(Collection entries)

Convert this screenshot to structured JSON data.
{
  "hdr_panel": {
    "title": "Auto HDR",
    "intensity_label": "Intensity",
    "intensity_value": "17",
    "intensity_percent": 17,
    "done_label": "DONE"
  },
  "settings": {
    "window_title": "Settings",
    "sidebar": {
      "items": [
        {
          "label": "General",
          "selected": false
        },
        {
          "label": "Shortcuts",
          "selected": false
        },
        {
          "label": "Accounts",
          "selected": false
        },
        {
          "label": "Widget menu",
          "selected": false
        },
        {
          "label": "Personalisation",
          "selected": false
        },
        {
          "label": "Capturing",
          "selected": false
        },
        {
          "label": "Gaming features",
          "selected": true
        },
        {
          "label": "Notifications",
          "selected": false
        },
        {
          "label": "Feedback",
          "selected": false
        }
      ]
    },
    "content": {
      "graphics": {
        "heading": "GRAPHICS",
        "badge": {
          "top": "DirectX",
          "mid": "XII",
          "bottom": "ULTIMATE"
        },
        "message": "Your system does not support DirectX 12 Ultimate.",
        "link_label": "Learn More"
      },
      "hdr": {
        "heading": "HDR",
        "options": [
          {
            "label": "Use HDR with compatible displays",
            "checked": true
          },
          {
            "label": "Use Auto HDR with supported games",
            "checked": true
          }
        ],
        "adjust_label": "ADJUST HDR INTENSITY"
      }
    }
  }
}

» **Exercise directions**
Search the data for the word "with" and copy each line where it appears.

» **Expected answer**
            "label": "Use HDR with compatible displays",
            "label": "Use Auto HDR with supported games",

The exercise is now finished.